Your objective: State how many lines in the entries below hold the string "ingredients", and give nothing besides that number.

Dataset extract:
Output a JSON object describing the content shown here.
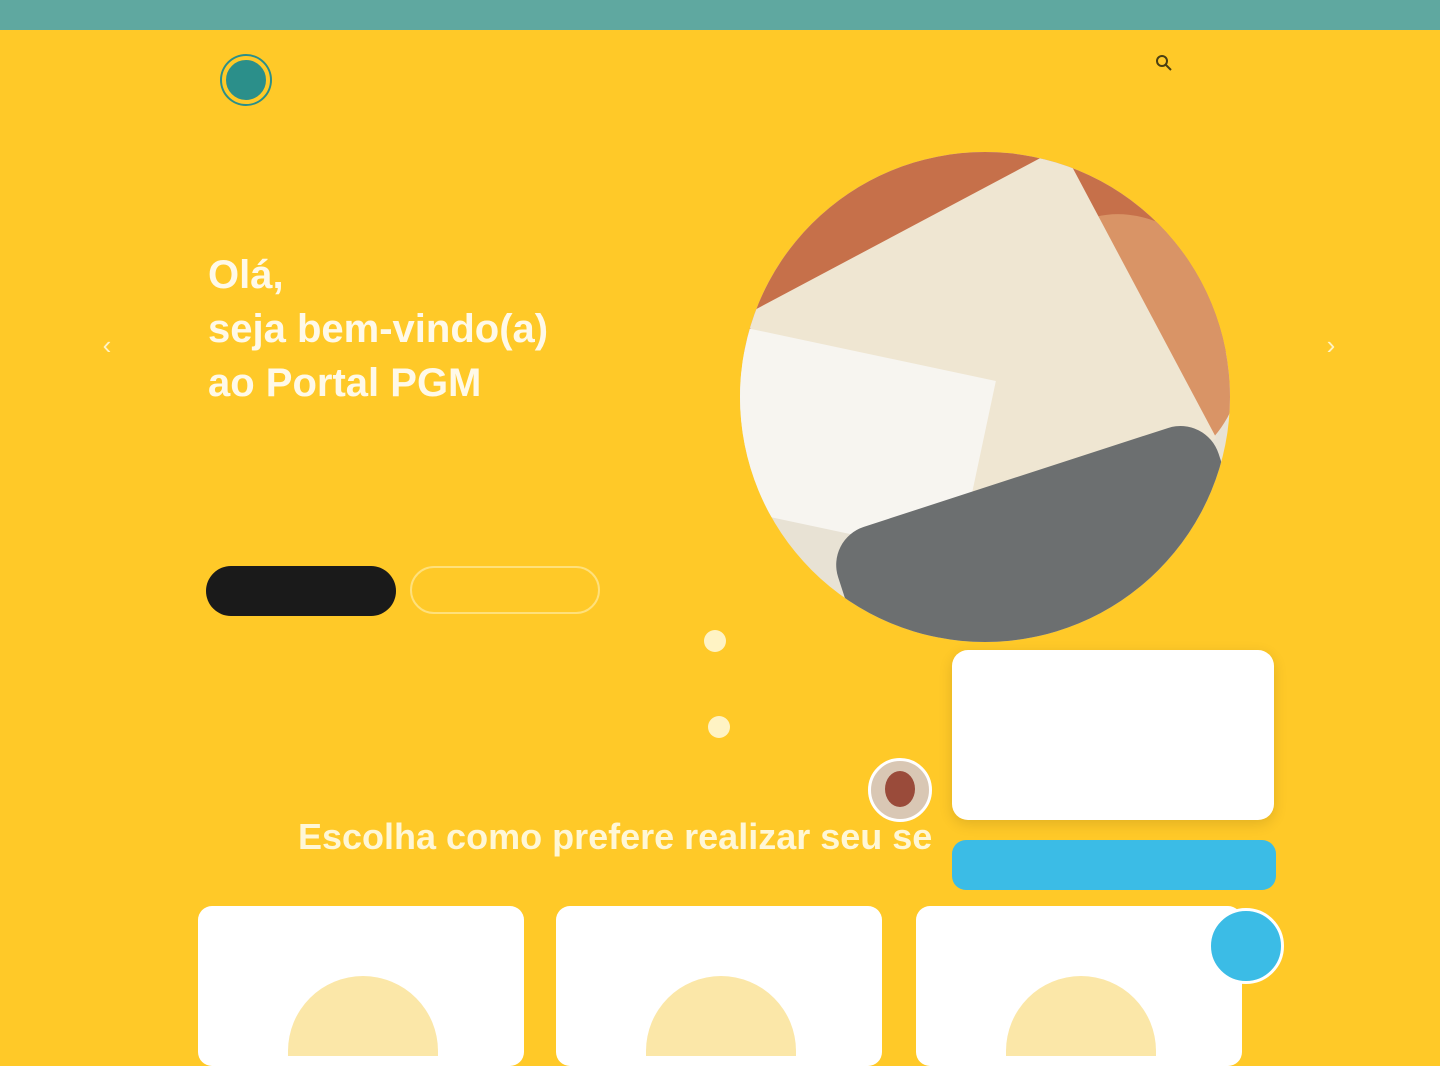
{
  "topbar": {
    "links": [
      "",
      "",
      "",
      "",
      "",
      "",
      ""
    ]
  },
  "header": {
    "logo_brand": "",
    "logo_tagline": "",
    "nav": [
      "",
      "",
      "",
      "",
      "",
      ""
    ]
  },
  "hero": {
    "title_lines": [
      "Olá,",
      "seja bem-vindo(a)",
      "ao Portal PGM"
    ],
    "description": "",
    "primary_button": "",
    "secondary_button": ""
  },
  "section": {
    "kicker": "",
    "title": "Escolha como prefere realizar seu se"
  },
  "chat": {
    "popup_title": "",
    "popup_text": "",
    "button_label": ""
  },
  "colors": {
    "page_background": "#ffc928",
    "topbar": "#5fa8a0",
    "chat_accent": "#3bbce6"
  }
}
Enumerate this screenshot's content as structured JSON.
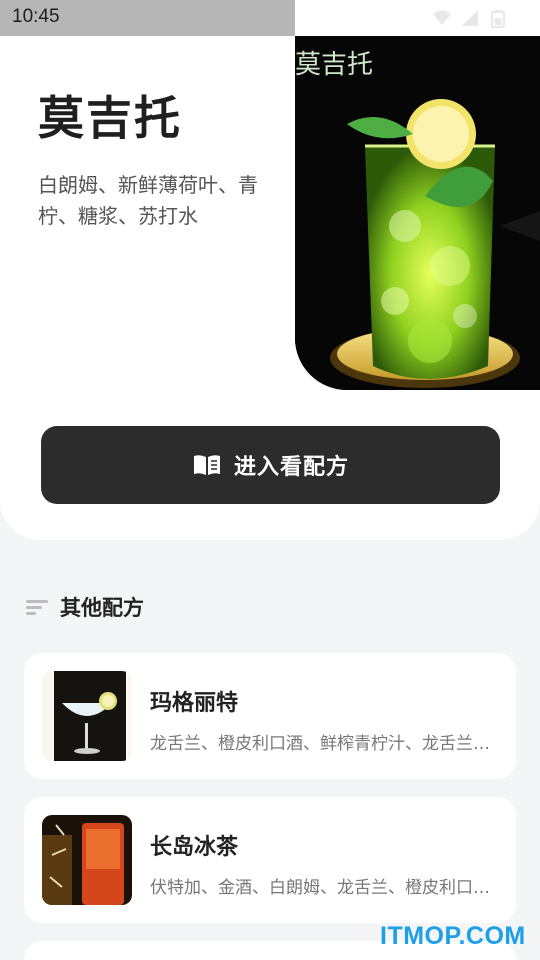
{
  "status_bar": {
    "time": "10:45",
    "icons": [
      "wifi-icon",
      "signal-icon",
      "battery-icon"
    ]
  },
  "hero": {
    "image_caption": "莫吉托",
    "name": "莫吉托",
    "ingredients": "白朗姆、新鲜薄荷叶、青柠、糖浆、苏打水",
    "button_label": "进入看配方",
    "button_icon": "book-icon"
  },
  "section": {
    "title": "其他配方",
    "icon": "sort-lines-icon"
  },
  "recipes": [
    {
      "name": "玛格丽特",
      "ingredients": "龙舌兰、橙皮利口酒、鲜榨青柠汁、龙舌兰糖浆、盐"
    },
    {
      "name": "长岛冰茶",
      "ingredients": "伏特加、金酒、白朗姆、龙舌兰、橙皮利口酒、柠檬汁、可乐"
    }
  ],
  "watermark": "ITMOP.COM",
  "colors": {
    "button_bg": "#2c2c2c",
    "page_bg": "#f4f5f7",
    "watermark": "#1ea0e8"
  }
}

Solution to the exercise: 3